Poverty sucks. It places adults, families, and, saddest of all, children at risk for a host of poor outcomes. If you're at all familiar with the literature on father absence, you're well aware that children in father-absent homes are much more likely to grow up in poverty.
A recent study published in the journal Science sheds more light on just how much poverty sucks. The researchers concluded that poverty reduces the "cognitive bandwidth" poor people need to make the kinds of decisions and engage in the kinds of activities necessary to lift them out of poverty. Poverty's negative effects on the brains of poor people only adds to the burden imposed by a lack of money. The researchers noted that these negative effects are likely to include a negative effect on parenting in part because of the chronic stress created by living in a constant state of scarcity.
Chronic stress "short circuits" parenting. A child in a father-absent home is at a greater risk of being raised by a parent under chronic stress. This kind of stress—as opposed to situational stress—debilitates the body's natural response to stress. Just as a circuit that gets overloaded can no longer handle its normal function of allowing an electrical current to pass through it, parents who are under chronic stress become overloaded with the activities required of day-to-day survival, which leaves little or no time for the critical function of parenting their children. Parents who are under constant stress can react with "harsh, highly reactive parenting" or "disengage" from their parenting duties and "ignore" their children.

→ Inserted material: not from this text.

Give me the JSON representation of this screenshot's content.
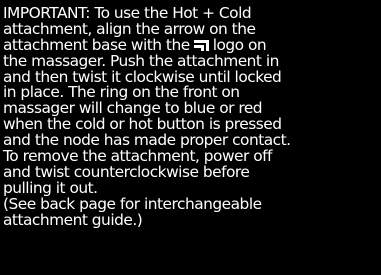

Father involvement is a vital part of the solution to poverty and the chronic stress and poor parenting it creates. We know, from a macrolevel perspective, that communities with higher levels of father absence have higher levels of poverty. We also know, from a microlevel perspective—and common sense, that an involved father provides the human capital families need to perform the parenting functions that parents, children, and families need to avoid chronic stress and thrive.
But it's not enough just to have fathers present in their children's lives. They must be involved, responsible, committed fathers. That's where the resources of National Fatherhood Initiative help. Whether you're a father looking for tips and guidance, you work in a community-based organization, correctional facility, or military installation that serves families and need an effective fatherhood program to facilitate, or a mother who wants to share fathering information with your husband or partner, we have the resources you need to be successful. Visit fatherhood.org and fathersource.org to get this help.
When was the last time you thought about poverty's effects on parenting and children? What are you doing about it?